Listed records section start
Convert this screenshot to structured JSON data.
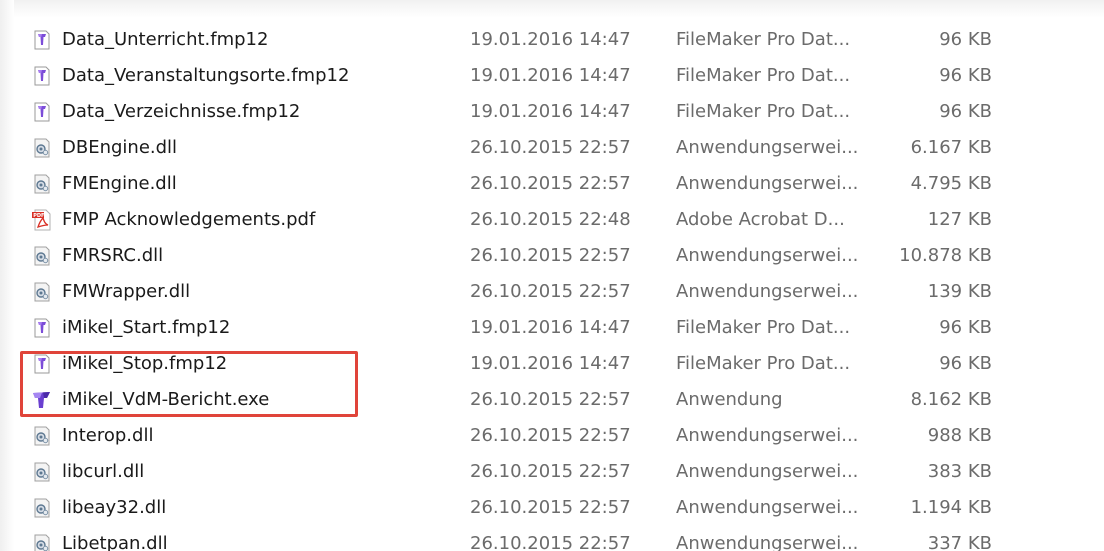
{
  "highlight_color": "#e0443a",
  "files": [
    {
      "icon": "filemaker-file-icon",
      "name": "Data_Unterricht.fmp12",
      "date": "19.01.2016 14:47",
      "type": "FileMaker Pro Dat...",
      "size": "96 KB"
    },
    {
      "icon": "filemaker-file-icon",
      "name": "Data_Veranstaltungsorte.fmp12",
      "date": "19.01.2016 14:47",
      "type": "FileMaker Pro Dat...",
      "size": "96 KB"
    },
    {
      "icon": "filemaker-file-icon",
      "name": "Data_Verzeichnisse.fmp12",
      "date": "19.01.2016 14:47",
      "type": "FileMaker Pro Dat...",
      "size": "96 KB"
    },
    {
      "icon": "dll-file-icon",
      "name": "DBEngine.dll",
      "date": "26.10.2015 22:57",
      "type": "Anwendungserwei...",
      "size": "6.167 KB"
    },
    {
      "icon": "dll-file-icon",
      "name": "FMEngine.dll",
      "date": "26.10.2015 22:57",
      "type": "Anwendungserwei...",
      "size": "4.795 KB"
    },
    {
      "icon": "pdf-file-icon",
      "name": "FMP Acknowledgements.pdf",
      "date": "26.10.2015 22:48",
      "type": "Adobe Acrobat D...",
      "size": "127 KB"
    },
    {
      "icon": "dll-file-icon",
      "name": "FMRSRC.dll",
      "date": "26.10.2015 22:57",
      "type": "Anwendungserwei...",
      "size": "10.878 KB"
    },
    {
      "icon": "dll-file-icon",
      "name": "FMWrapper.dll",
      "date": "26.10.2015 22:57",
      "type": "Anwendungserwei...",
      "size": "139 KB"
    },
    {
      "icon": "filemaker-file-icon",
      "name": "iMikel_Start.fmp12",
      "date": "19.01.2016 14:47",
      "type": "FileMaker Pro Dat...",
      "size": "96 KB"
    },
    {
      "icon": "filemaker-file-icon",
      "name": "iMikel_Stop.fmp12",
      "date": "19.01.2016 14:47",
      "type": "FileMaker Pro Dat...",
      "size": "96 KB"
    },
    {
      "icon": "filemaker-app-icon",
      "name": "iMikel_VdM-Bericht.exe",
      "date": "26.10.2015 22:57",
      "type": "Anwendung",
      "size": "8.162 KB"
    },
    {
      "icon": "dll-file-icon",
      "name": "Interop.dll",
      "date": "26.10.2015 22:57",
      "type": "Anwendungserwei...",
      "size": "988 KB"
    },
    {
      "icon": "dll-file-icon",
      "name": "libcurl.dll",
      "date": "26.10.2015 22:57",
      "type": "Anwendungserwei...",
      "size": "383 KB"
    },
    {
      "icon": "dll-file-icon",
      "name": "libeay32.dll",
      "date": "26.10.2015 22:57",
      "type": "Anwendungserwei...",
      "size": "1.194 KB"
    },
    {
      "icon": "dll-file-icon",
      "name": "Libetpan.dll",
      "date": "26.10.2015 22:57",
      "type": "Anwendungserwei...",
      "size": "337 KB"
    }
  ]
}
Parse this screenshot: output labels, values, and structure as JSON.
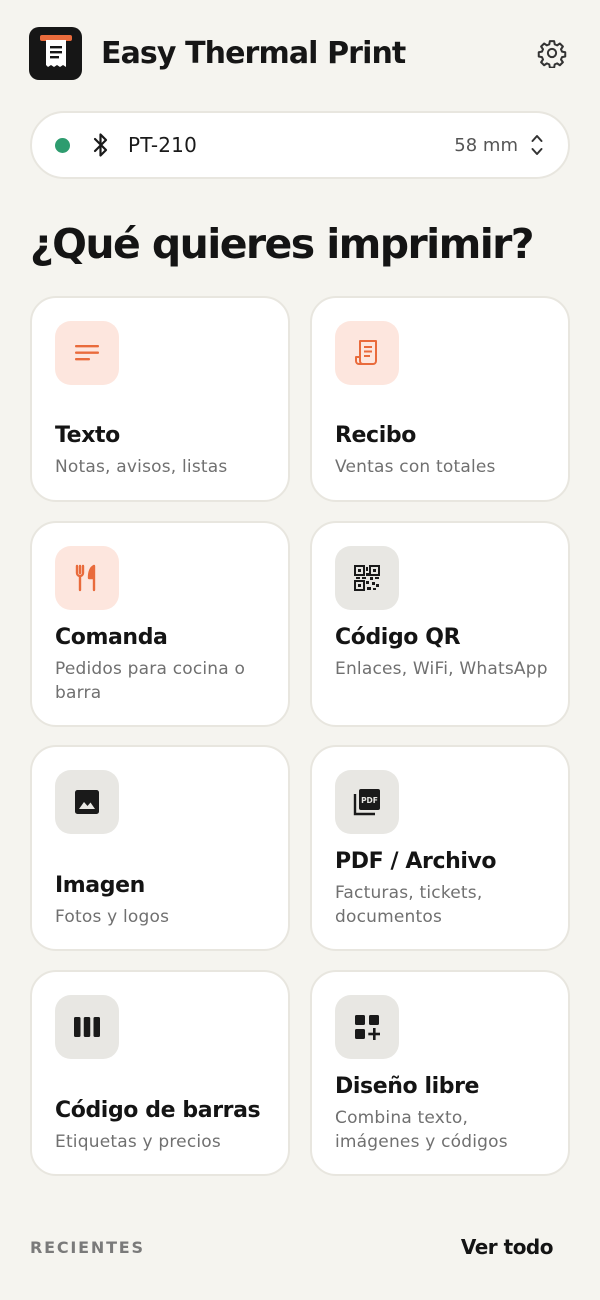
{
  "app": {
    "title": "Easy Thermal Print",
    "accent": "#e96b3c",
    "background": "#f5f4ef"
  },
  "header": {
    "logo_icon": "receipt-icon",
    "settings_icon": "gear-icon"
  },
  "printer": {
    "status": "connected",
    "status_color": "#2e9c6f",
    "connection_icon": "bluetooth-icon",
    "name": "PT-210",
    "paper_size": "58 mm",
    "paper_selector_icon": "chevron-up-down-icon"
  },
  "section": {
    "title": "¿Qué quieres imprimir?"
  },
  "options": [
    {
      "title": "Texto",
      "subtitle": "Notas, avisos, listas",
      "icon": "text-lines-icon",
      "icon_style": "orange"
    },
    {
      "title": "Recibo",
      "subtitle": "Ventas con totales",
      "icon": "receipt-icon",
      "icon_style": "orange"
    },
    {
      "title": "Comanda",
      "subtitle": "Pedidos para cocina o barra",
      "icon": "restaurant-icon",
      "icon_style": "orange"
    },
    {
      "title": "Código QR",
      "subtitle": "Enlaces, WiFi, WhatsApp",
      "icon": "qr-code-icon",
      "icon_style": "gray"
    },
    {
      "title": "Imagen",
      "subtitle": "Fotos y logos",
      "icon": "image-icon",
      "icon_style": "gray"
    },
    {
      "title": "PDF / Archivo",
      "subtitle": "Facturas, tickets, documentos",
      "icon": "pdf-icon",
      "icon_style": "gray"
    },
    {
      "title": "Código de barras",
      "subtitle": "Etiquetas y precios",
      "icon": "barcode-icon",
      "icon_style": "gray"
    },
    {
      "title": "Diseño libre",
      "subtitle": "Combina texto, imágenes y códigos",
      "icon": "add-layout-icon",
      "icon_style": "gray"
    }
  ],
  "recents": {
    "label": "RECIENTES",
    "see_all": "Ver todo"
  }
}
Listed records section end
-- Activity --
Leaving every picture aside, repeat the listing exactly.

-- Task response --
Convert this screenshot to structured JSON data.
{
  "highlight_color": "#e0443a",
  "files": [
    {
      "icon": "filemaker-file-icon",
      "name": "Data_Unterricht.fmp12",
      "date": "19.01.2016 14:47",
      "type": "FileMaker Pro Dat...",
      "size": "96 KB"
    },
    {
      "icon": "filemaker-file-icon",
      "name": "Data_Veranstaltungsorte.fmp12",
      "date": "19.01.2016 14:47",
      "type": "FileMaker Pro Dat...",
      "size": "96 KB"
    },
    {
      "icon": "filemaker-file-icon",
      "name": "Data_Verzeichnisse.fmp12",
      "date": "19.01.2016 14:47",
      "type": "FileMaker Pro Dat...",
      "size": "96 KB"
    },
    {
      "icon": "dll-file-icon",
      "name": "DBEngine.dll",
      "date": "26.10.2015 22:57",
      "type": "Anwendungserwei...",
      "size": "6.167 KB"
    },
    {
      "icon": "dll-file-icon",
      "name": "FMEngine.dll",
      "date": "26.10.2015 22:57",
      "type": "Anwendungserwei...",
      "size": "4.795 KB"
    },
    {
      "icon": "pdf-file-icon",
      "name": "FMP Acknowledgements.pdf",
      "date": "26.10.2015 22:48",
      "type": "Adobe Acrobat D...",
      "size": "127 KB"
    },
    {
      "icon": "dll-file-icon",
      "name": "FMRSRC.dll",
      "date": "26.10.2015 22:57",
      "type": "Anwendungserwei...",
      "size": "10.878 KB"
    },
    {
      "icon": "dll-file-icon",
      "name": "FMWrapper.dll",
      "date": "26.10.2015 22:57",
      "type": "Anwendungserwei...",
      "size": "139 KB"
    },
    {
      "icon": "filemaker-file-icon",
      "name": "iMikel_Start.fmp12",
      "date": "19.01.2016 14:47",
      "type": "FileMaker Pro Dat...",
      "size": "96 KB"
    },
    {
      "icon": "filemaker-file-icon",
      "name": "iMikel_Stop.fmp12",
      "date": "19.01.2016 14:47",
      "type": "FileMaker Pro Dat...",
      "size": "96 KB"
    },
    {
      "icon": "filemaker-app-icon",
      "name": "iMikel_VdM-Bericht.exe",
      "date": "26.10.2015 22:57",
      "type": "Anwendung",
      "size": "8.162 KB"
    },
    {
      "icon": "dll-file-icon",
      "name": "Interop.dll",
      "date": "26.10.2015 22:57",
      "type": "Anwendungserwei...",
      "size": "988 KB"
    },
    {
      "icon": "dll-file-icon",
      "name": "libcurl.dll",
      "date": "26.10.2015 22:57",
      "type": "Anwendungserwei...",
      "size": "383 KB"
    },
    {
      "icon": "dll-file-icon",
      "name": "libeay32.dll",
      "date": "26.10.2015 22:57",
      "type": "Anwendungserwei...",
      "size": "1.194 KB"
    },
    {
      "icon": "dll-file-icon",
      "name": "Libetpan.dll",
      "date": "26.10.2015 22:57",
      "type": "Anwendungserwei...",
      "size": "337 KB"
    }
  ]
}
Parse this screenshot: output labels, values, and structure as JSON.
{
  "app": {
    "title": "Easy Thermal Print",
    "accent": "#e96b3c",
    "background": "#f5f4ef"
  },
  "header": {
    "logo_icon": "receipt-icon",
    "settings_icon": "gear-icon"
  },
  "printer": {
    "status": "connected",
    "status_color": "#2e9c6f",
    "connection_icon": "bluetooth-icon",
    "name": "PT-210",
    "paper_size": "58 mm",
    "paper_selector_icon": "chevron-up-down-icon"
  },
  "section": {
    "title": "¿Qué quieres imprimir?"
  },
  "options": [
    {
      "title": "Texto",
      "subtitle": "Notas, avisos, listas",
      "icon": "text-lines-icon",
      "icon_style": "orange"
    },
    {
      "title": "Recibo",
      "subtitle": "Ventas con totales",
      "icon": "receipt-icon",
      "icon_style": "orange"
    },
    {
      "title": "Comanda",
      "subtitle": "Pedidos para cocina o barra",
      "icon": "restaurant-icon",
      "icon_style": "orange"
    },
    {
      "title": "Código QR",
      "subtitle": "Enlaces, WiFi, WhatsApp",
      "icon": "qr-code-icon",
      "icon_style": "gray"
    },
    {
      "title": "Imagen",
      "subtitle": "Fotos y logos",
      "icon": "image-icon",
      "icon_style": "gray"
    },
    {
      "title": "PDF / Archivo",
      "subtitle": "Facturas, tickets, documentos",
      "icon": "pdf-icon",
      "icon_style": "gray"
    },
    {
      "title": "Código de barras",
      "subtitle": "Etiquetas y precios",
      "icon": "barcode-icon",
      "icon_style": "gray"
    },
    {
      "title": "Diseño libre",
      "subtitle": "Combina texto, imágenes y códigos",
      "icon": "add-layout-icon",
      "icon_style": "gray"
    }
  ],
  "recents": {
    "label": "RECIENTES",
    "see_all": "Ver todo"
  }
}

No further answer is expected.